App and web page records
"""

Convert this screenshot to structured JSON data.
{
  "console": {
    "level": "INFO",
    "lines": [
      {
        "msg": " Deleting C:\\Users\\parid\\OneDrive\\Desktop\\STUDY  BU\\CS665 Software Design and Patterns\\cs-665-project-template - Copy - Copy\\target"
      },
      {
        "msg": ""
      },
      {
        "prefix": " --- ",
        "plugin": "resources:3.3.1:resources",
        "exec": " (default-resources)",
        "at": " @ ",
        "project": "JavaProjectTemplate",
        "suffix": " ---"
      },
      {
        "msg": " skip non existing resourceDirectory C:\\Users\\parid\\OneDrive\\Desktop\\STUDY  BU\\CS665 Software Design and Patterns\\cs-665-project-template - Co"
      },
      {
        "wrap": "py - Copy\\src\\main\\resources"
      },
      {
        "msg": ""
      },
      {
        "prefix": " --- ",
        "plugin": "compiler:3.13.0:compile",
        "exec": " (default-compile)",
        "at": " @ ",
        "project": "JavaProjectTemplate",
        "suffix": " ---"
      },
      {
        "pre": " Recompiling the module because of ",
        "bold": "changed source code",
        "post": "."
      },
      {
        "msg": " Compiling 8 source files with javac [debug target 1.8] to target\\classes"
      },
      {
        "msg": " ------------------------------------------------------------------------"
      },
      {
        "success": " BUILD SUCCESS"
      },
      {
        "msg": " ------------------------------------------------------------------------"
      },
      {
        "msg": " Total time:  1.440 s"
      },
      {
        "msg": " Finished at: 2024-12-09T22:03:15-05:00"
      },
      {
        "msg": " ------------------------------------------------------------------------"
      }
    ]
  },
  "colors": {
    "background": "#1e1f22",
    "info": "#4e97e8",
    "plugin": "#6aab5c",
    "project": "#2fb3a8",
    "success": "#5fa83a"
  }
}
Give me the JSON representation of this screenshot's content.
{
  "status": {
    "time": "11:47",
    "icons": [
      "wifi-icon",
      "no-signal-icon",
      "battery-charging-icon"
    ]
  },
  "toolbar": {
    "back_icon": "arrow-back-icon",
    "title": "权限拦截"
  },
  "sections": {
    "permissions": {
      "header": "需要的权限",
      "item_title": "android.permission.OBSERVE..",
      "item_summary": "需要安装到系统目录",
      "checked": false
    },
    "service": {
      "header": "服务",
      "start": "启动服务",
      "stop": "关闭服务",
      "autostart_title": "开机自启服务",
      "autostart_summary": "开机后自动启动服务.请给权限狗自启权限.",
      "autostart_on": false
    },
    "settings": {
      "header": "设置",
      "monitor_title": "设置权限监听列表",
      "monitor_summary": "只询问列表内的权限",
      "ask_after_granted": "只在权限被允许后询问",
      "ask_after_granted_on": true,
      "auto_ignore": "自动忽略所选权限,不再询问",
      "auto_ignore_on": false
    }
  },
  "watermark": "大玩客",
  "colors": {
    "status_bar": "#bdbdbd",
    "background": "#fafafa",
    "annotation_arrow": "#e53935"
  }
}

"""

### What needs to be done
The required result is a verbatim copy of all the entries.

### Result for this task
Convert this screenshot to structured JSON data.
{
  "console": {
    "level": "INFO",
    "lines": [
      {
        "msg": " Deleting C:\\Users\\parid\\OneDrive\\Desktop\\STUDY  BU\\CS665 Software Design and Patterns\\cs-665-project-template - Copy - Copy\\target"
      },
      {
        "msg": ""
      },
      {
        "prefix": " --- ",
        "plugin": "resources:3.3.1:resources",
        "exec": " (default-resources)",
        "at": " @ ",
        "project": "JavaProjectTemplate",
        "suffix": " ---"
      },
      {
        "msg": " skip non existing resourceDirectory C:\\Users\\parid\\OneDrive\\Desktop\\STUDY  BU\\CS665 Software Design and Patterns\\cs-665-project-template - Co"
      },
      {
        "wrap": "py - Copy\\src\\main\\resources"
      },
      {
        "msg": ""
      },
      {
        "prefix": " --- ",
        "plugin": "compiler:3.13.0:compile",
        "exec": " (default-compile)",
        "at": " @ ",
        "project": "JavaProjectTemplate",
        "suffix": " ---"
      },
      {
        "pre": " Recompiling the module because of ",
        "bold": "changed source code",
        "post": "."
      },
      {
        "msg": " Compiling 8 source files with javac [debug target 1.8] to target\\classes"
      },
      {
        "msg": " ------------------------------------------------------------------------"
      },
      {
        "success": " BUILD SUCCESS"
      },
      {
        "msg": " ------------------------------------------------------------------------"
      },
      {
        "msg": " Total time:  1.440 s"
      },
      {
        "msg": " Finished at: 2024-12-09T22:03:15-05:00"
      },
      {
        "msg": " ------------------------------------------------------------------------"
      }
    ]
  },
  "colors": {
    "background": "#1e1f22",
    "info": "#4e97e8",
    "plugin": "#6aab5c",
    "project": "#2fb3a8",
    "success": "#5fa83a"
  }
}
Give me the JSON representation of this screenshot's content.
{
  "status": {
    "time": "11:47",
    "icons": [
      "wifi-icon",
      "no-signal-icon",
      "battery-charging-icon"
    ]
  },
  "toolbar": {
    "back_icon": "arrow-back-icon",
    "title": "权限拦截"
  },
  "sections": {
    "permissions": {
      "header": "需要的权限",
      "item_title": "android.permission.OBSERVE..",
      "item_summary": "需要安装到系统目录",
      "checked": false
    },
    "service": {
      "header": "服务",
      "start": "启动服务",
      "stop": "关闭服务",
      "autostart_title": "开机自启服务",
      "autostart_summary": "开机后自动启动服务.请给权限狗自启权限.",
      "autostart_on": false
    },
    "settings": {
      "header": "设置",
      "monitor_title": "设置权限监听列表",
      "monitor_summary": "只询问列表内的权限",
      "ask_after_granted": "只在权限被允许后询问",
      "ask_after_granted_on": true,
      "auto_ignore": "自动忽略所选权限,不再询问",
      "auto_ignore_on": false
    }
  },
  "watermark": "大玩客",
  "colors": {
    "status_bar": "#bdbdbd",
    "background": "#fafafa",
    "annotation_arrow": "#e53935"
  }
}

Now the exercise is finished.